    Was pleased u came across this today, as I’d been thinking about the exact same thing yesterday. I served my kids pizza and chips as a treat, and I got various comments along the lines of “mmm, Yum, my favourite!” But not 1 thank you (out of 7 kids!). I couldnt decide whether to point it out, as I felt that their appreciative comments mind of showed their gratitude. Then I worked out what was niggling me. Their comments focussed on them and their enjoyment. Not one had explicitly acknowledged that I had provided this bounty (although I think it was possibly underlying some of their comments). I think that a thank you would have refocused them and made them more grateful. And made it clear to me that they understood this. So I will – respectfully – be reminding my children to say please and thank you. In a full and respectfully phrased sentence. And I may remind them more in public – because they have to learn that there are different ways of behaving in private and in public. And yes, maybe a little bit so I don’t feel like they’re showing me up!

  • Bebbit faux 2 August, 2017 at 2:25 am

    Hmm …i agree with a lot of your stuff, but not this i’m afraid

    • Lucy 2 August, 2017 at 9:06 am

      Hehe, thanks for reading anyway Bebbit! xx

  • Sunshine 2 August, 2017 at 5:12 am


    My toddler son who was born with Down Syndrome says please and thank you a lot! I did teach him to say please as a short and understood command for requesting a need. Thank you is the receiving being accepted.

    Ie: request: “Ball please. ” instead of ” I want the ball. ” receipt: ” thank you” or ” no, (points at other ball)ball please” and here I can describe adjectives to describe the precise ball until he says ” thank you” which means success.

    He loves using these words because they help him connect at his level. And people react positively. I also model it and use these words for him to understand my requests and receipt of request. Simplified. Easy peasy.
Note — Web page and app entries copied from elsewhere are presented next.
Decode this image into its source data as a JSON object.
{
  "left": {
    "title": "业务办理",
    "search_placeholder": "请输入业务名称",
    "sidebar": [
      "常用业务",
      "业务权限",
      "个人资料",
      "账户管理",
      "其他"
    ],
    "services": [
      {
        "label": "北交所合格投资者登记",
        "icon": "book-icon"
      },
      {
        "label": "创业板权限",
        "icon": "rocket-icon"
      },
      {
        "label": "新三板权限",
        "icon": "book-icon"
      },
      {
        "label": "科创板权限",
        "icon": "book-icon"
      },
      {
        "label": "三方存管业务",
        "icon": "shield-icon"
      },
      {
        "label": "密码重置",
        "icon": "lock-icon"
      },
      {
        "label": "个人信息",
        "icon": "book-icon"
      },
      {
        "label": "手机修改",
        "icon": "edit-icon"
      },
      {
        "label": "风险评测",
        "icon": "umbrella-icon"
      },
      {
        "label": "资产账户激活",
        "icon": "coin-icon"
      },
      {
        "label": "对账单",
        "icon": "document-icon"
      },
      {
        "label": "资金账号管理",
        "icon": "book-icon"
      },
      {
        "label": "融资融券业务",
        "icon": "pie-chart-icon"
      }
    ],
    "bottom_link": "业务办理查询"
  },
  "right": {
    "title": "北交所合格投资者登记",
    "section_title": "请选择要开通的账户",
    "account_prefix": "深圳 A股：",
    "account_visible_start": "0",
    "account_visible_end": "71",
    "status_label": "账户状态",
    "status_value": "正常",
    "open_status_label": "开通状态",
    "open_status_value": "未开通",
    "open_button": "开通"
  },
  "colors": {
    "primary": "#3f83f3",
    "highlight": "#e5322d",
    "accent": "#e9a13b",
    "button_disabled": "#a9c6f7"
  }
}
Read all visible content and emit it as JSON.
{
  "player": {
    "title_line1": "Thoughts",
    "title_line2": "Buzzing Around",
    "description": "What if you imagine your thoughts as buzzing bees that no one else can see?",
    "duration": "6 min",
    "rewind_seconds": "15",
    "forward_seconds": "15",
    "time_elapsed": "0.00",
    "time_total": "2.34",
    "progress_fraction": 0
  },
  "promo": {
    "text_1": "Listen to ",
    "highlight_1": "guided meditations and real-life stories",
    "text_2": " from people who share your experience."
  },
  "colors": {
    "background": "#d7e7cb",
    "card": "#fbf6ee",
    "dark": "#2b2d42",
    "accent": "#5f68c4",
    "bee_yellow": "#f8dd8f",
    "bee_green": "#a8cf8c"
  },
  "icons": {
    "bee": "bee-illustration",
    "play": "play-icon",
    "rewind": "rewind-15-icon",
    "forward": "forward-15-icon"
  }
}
Not so much to appease others as creating a positive, engaging connection that suits everyone’s cognitive reach.

    • Lucy 2 August, 2017 at 9:05 am

      Thanks so much Sunshine, so great to hear your opinion and to hear your communication around Please and Thank you framed so beautifully – it can totally be this way!

  • Helen Evans 16 April, 2018 at 11:20 am

    I disagree if you go for a job interview and are rude you won’t get the job. Manners is not just please and thank you it’s about respect I always say to my kids I think you meant to say please Can i don’t demand it from them but I don’t always do it for them if they didn’t ask me nicely. But the best way to teach the is to lead by example. If someone is rude to them they shouldn’t do what they want either.

    • Tom 22 March, 2019 at 4:59 pm

      This is so true. Forcing kids to parrot please and thank you somehow results in getting high paid jobs. Rather than learning for themselves when it’s appropriate to show polite requests and gratitude, the jobs are gained by people who were forced to say please and thank you and did not learn these mechanisms of communication via modelling, observation of others, and respectful communication that does not require pat phrases but may reward them with praise. (Sorry for the sarcasm but fatuous claims like “you won’t get the job” are a bit much.)

  • Nick Lindley 14 June, 2018 at 4:16 am

    Wow, thank you so much for sharing this. You totally nailed it on the head and made this so very clear.

    In particular, this really unlocked the whole situation for me: It is incredibly ironic how rude it is the way a lot of parents nudge their children into false gratitude. This doesn’t teach the child gratitude; it teaches them precisely the behavior that the parent has exhibited, rudeness.